Source records:
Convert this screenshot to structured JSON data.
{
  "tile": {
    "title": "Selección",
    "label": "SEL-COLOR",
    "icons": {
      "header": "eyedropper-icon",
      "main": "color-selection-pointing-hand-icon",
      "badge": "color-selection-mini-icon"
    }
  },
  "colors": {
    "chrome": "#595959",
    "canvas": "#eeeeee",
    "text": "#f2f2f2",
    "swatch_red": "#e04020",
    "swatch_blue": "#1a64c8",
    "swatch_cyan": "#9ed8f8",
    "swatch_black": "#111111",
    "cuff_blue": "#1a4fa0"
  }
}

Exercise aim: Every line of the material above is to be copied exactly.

Output of the task:
Convert this screenshot to structured JSON data.
{
  "tile": {
    "title": "Selección",
    "label": "SEL-COLOR",
    "icons": {
      "header": "eyedropper-icon",
      "main": "color-selection-pointing-hand-icon",
      "badge": "color-selection-mini-icon"
    }
  },
  "colors": {
    "chrome": "#595959",
    "canvas": "#eeeeee",
    "text": "#f2f2f2",
    "swatch_red": "#e04020",
    "swatch_blue": "#1a64c8",
    "swatch_cyan": "#9ed8f8",
    "swatch_black": "#111111",
    "cuff_blue": "#1a4fa0"
  }
}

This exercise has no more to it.